● **Task brief**
Check each line of the entries below for the word "fraction", and copy the lines that have it.

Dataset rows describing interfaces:
####################
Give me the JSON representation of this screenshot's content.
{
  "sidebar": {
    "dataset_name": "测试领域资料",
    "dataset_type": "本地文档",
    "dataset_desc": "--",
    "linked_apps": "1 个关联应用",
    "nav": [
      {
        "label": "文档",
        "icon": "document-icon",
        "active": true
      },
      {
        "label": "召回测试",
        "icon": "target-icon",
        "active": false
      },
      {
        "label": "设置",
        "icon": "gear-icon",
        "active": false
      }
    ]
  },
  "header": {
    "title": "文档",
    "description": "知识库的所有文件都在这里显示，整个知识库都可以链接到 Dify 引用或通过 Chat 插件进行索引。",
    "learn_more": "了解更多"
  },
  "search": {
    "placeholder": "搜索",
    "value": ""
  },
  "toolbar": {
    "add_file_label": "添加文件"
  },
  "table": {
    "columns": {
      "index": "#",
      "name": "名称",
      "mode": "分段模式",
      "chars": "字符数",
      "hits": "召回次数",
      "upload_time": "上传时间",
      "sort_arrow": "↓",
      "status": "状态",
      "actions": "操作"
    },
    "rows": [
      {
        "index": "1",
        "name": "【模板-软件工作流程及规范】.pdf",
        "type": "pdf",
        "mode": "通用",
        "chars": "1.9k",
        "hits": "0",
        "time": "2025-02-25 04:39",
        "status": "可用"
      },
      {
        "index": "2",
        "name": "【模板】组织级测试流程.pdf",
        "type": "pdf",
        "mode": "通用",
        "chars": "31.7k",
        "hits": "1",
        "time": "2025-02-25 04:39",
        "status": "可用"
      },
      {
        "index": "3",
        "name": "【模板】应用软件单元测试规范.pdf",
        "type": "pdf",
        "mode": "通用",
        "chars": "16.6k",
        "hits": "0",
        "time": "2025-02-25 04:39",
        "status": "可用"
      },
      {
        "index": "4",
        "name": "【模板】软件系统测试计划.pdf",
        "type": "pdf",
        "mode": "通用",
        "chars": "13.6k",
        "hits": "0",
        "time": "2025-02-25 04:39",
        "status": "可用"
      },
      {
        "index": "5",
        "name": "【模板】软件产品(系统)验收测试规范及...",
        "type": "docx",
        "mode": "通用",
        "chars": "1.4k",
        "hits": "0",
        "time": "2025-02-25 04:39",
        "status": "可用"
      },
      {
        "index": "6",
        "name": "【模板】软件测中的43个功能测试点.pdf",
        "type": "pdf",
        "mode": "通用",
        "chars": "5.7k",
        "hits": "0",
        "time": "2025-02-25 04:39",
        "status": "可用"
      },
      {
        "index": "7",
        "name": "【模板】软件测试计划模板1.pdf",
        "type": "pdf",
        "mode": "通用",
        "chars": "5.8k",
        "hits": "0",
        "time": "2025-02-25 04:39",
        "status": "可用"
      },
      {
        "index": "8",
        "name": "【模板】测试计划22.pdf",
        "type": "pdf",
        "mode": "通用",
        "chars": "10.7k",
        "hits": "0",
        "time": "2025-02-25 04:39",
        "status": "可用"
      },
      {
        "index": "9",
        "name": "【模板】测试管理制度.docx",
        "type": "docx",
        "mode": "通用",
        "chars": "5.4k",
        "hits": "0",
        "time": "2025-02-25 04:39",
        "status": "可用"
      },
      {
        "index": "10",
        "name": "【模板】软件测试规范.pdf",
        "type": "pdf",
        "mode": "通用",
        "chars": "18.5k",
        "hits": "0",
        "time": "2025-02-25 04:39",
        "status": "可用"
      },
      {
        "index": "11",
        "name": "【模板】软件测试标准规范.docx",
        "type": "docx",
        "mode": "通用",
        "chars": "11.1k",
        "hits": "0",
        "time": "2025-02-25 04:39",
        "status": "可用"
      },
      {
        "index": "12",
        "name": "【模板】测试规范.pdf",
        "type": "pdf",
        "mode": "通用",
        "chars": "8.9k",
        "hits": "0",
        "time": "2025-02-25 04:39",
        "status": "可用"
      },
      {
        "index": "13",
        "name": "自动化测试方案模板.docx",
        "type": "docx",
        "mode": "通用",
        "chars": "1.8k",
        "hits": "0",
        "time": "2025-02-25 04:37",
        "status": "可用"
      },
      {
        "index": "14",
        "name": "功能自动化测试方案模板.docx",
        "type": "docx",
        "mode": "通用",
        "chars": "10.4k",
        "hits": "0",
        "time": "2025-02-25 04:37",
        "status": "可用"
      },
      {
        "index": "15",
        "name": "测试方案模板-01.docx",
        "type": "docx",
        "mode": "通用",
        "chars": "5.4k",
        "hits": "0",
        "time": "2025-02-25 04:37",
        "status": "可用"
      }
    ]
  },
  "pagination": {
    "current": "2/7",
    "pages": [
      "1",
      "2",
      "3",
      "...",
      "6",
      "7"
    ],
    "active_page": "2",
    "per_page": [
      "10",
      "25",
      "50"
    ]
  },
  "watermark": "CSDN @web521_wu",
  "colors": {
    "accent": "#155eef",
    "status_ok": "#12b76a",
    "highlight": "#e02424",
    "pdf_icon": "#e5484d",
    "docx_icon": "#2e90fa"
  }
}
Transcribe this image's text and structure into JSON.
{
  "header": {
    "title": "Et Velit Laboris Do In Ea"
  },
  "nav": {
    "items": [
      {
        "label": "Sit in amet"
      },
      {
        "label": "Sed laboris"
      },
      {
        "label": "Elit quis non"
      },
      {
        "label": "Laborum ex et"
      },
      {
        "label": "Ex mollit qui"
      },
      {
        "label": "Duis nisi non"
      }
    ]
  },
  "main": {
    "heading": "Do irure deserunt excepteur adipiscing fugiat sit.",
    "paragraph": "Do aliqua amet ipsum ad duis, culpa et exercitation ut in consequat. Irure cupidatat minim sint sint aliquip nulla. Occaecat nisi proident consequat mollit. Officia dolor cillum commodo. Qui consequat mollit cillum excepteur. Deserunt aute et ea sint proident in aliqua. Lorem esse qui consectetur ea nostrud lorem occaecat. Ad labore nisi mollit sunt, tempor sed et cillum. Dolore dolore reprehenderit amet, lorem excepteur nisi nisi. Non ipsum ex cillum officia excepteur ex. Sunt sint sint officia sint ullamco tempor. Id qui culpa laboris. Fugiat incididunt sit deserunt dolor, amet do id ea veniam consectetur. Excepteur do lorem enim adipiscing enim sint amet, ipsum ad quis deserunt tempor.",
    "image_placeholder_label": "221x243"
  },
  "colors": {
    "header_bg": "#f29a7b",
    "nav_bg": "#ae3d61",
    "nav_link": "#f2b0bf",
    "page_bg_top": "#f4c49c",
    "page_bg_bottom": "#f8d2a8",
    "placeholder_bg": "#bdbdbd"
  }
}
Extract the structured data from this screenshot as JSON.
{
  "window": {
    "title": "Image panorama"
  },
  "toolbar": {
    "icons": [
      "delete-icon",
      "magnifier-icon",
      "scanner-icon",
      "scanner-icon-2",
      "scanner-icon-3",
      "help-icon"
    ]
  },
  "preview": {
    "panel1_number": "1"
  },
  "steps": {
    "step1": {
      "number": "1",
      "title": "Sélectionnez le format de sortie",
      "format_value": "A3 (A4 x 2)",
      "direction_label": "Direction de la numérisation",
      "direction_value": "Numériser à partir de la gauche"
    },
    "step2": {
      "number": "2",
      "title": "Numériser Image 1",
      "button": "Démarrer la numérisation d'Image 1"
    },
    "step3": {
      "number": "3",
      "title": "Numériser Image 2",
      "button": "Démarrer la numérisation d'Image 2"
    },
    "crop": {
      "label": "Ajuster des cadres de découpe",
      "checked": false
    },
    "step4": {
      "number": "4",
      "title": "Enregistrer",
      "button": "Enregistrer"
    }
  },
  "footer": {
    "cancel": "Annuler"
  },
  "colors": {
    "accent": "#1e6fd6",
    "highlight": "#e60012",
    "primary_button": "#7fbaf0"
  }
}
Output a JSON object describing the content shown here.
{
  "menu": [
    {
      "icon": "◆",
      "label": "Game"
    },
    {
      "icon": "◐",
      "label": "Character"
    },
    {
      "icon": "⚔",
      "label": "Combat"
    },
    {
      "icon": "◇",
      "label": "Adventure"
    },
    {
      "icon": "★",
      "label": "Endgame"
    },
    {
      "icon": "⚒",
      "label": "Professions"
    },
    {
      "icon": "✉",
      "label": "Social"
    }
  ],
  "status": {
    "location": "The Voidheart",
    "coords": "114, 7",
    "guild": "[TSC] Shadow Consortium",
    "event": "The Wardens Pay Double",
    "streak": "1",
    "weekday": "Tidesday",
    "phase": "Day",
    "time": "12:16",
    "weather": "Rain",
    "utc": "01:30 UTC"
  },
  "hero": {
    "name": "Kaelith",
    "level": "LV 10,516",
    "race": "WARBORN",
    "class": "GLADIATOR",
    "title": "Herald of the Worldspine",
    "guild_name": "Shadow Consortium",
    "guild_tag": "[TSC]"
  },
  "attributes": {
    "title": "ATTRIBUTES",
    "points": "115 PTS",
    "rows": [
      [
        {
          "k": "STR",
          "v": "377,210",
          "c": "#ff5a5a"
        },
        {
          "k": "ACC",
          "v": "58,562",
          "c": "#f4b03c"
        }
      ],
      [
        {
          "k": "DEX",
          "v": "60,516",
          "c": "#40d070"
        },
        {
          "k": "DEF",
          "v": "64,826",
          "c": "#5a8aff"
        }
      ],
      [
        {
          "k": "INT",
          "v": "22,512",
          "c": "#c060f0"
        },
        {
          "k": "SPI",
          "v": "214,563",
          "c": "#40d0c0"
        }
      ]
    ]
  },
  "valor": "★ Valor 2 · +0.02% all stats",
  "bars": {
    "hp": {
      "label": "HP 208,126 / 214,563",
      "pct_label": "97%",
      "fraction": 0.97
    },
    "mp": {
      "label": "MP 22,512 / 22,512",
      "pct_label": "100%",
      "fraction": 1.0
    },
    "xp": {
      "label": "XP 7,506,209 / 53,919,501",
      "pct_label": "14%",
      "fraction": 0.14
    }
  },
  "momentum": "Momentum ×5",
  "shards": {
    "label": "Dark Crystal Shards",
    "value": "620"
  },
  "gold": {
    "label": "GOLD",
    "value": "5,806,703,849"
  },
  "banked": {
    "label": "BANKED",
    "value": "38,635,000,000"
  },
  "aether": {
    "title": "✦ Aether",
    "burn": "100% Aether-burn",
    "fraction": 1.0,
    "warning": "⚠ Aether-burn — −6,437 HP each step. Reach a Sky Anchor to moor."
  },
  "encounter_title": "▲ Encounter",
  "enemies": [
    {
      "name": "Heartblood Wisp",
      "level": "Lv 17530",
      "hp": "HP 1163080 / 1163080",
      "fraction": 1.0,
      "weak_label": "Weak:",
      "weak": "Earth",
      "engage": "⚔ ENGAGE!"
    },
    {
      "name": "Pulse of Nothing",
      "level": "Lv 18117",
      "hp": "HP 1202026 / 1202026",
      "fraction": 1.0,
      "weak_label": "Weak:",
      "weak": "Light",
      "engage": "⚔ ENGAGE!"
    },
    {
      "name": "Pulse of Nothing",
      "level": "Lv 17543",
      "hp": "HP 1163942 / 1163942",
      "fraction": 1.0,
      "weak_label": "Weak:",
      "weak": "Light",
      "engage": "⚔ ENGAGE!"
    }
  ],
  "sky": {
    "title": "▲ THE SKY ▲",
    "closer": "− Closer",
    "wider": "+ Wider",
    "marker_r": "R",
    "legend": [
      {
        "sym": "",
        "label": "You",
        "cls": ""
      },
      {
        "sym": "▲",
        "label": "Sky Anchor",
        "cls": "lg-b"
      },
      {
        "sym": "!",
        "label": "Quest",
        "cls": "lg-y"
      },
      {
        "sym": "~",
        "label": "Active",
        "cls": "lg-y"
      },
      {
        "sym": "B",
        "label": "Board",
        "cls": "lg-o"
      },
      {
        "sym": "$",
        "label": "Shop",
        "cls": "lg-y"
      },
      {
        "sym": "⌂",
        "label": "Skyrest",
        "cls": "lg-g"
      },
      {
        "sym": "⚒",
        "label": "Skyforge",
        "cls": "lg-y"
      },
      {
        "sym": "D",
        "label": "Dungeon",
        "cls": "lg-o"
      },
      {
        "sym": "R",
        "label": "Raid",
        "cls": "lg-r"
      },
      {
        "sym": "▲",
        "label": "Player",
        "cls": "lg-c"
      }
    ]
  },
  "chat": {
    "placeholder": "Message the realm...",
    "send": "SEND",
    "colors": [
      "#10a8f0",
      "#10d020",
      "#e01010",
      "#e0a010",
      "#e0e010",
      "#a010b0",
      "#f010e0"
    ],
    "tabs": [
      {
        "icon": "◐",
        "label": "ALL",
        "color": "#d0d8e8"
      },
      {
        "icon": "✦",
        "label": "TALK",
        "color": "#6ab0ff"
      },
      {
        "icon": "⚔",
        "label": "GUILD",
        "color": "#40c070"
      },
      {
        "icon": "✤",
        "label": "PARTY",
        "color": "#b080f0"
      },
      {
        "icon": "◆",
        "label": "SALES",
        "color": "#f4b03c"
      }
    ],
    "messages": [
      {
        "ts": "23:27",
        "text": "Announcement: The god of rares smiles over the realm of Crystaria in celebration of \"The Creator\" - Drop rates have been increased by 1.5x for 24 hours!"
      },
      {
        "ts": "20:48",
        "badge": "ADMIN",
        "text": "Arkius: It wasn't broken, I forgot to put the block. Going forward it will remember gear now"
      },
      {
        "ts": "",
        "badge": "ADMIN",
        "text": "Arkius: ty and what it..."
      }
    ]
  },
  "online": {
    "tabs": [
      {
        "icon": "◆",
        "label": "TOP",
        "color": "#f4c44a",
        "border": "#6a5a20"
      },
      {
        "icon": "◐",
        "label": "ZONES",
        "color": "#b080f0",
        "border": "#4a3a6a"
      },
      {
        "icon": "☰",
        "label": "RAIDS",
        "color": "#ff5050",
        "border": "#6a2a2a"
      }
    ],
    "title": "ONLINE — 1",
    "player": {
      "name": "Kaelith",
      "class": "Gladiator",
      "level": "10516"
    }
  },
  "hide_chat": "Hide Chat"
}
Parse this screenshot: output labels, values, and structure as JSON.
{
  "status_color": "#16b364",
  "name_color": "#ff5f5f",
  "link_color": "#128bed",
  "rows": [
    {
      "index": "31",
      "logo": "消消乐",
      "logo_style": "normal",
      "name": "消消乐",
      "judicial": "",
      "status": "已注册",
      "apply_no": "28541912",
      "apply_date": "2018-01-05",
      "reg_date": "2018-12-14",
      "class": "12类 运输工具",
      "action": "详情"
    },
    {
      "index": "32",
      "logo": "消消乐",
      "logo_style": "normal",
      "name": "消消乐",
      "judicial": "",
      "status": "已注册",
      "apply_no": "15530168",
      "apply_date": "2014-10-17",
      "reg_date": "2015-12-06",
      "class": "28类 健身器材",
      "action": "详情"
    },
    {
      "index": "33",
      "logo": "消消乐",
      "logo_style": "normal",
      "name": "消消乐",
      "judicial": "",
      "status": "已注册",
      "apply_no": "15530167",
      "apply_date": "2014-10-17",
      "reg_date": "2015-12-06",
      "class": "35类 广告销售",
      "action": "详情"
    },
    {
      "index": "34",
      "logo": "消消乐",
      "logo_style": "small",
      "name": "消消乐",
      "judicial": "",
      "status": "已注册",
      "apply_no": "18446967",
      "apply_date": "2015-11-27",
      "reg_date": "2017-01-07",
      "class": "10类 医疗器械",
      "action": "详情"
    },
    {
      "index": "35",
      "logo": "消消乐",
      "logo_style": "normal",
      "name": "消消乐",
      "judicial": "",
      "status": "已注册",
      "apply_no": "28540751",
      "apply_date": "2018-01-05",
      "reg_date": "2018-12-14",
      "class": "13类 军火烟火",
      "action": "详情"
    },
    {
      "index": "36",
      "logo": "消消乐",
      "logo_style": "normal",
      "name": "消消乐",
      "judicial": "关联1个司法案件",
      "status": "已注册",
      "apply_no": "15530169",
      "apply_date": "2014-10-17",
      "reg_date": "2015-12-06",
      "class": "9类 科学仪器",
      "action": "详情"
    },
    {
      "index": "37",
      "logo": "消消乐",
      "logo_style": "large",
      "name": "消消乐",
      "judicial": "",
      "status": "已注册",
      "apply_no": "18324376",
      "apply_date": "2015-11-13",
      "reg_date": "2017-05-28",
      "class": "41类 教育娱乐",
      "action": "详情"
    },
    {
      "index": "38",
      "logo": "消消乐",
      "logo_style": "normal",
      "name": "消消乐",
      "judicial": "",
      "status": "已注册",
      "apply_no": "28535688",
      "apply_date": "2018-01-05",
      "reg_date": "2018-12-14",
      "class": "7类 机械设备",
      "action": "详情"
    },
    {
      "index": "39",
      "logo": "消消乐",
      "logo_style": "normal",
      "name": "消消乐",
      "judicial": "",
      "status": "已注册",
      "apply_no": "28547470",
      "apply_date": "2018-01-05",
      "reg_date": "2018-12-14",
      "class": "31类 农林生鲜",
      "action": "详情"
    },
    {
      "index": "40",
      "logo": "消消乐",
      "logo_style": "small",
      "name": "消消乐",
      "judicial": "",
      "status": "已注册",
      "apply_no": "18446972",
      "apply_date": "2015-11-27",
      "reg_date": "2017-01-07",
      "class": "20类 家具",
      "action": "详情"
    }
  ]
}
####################
● **Response**
      "fraction": 0.97
      "fraction": 1.0
      "fraction": 0.14
    "fraction": 1.0,
      "fraction": 1.0,
      "fraction": 1.0,
      "fraction": 1.0,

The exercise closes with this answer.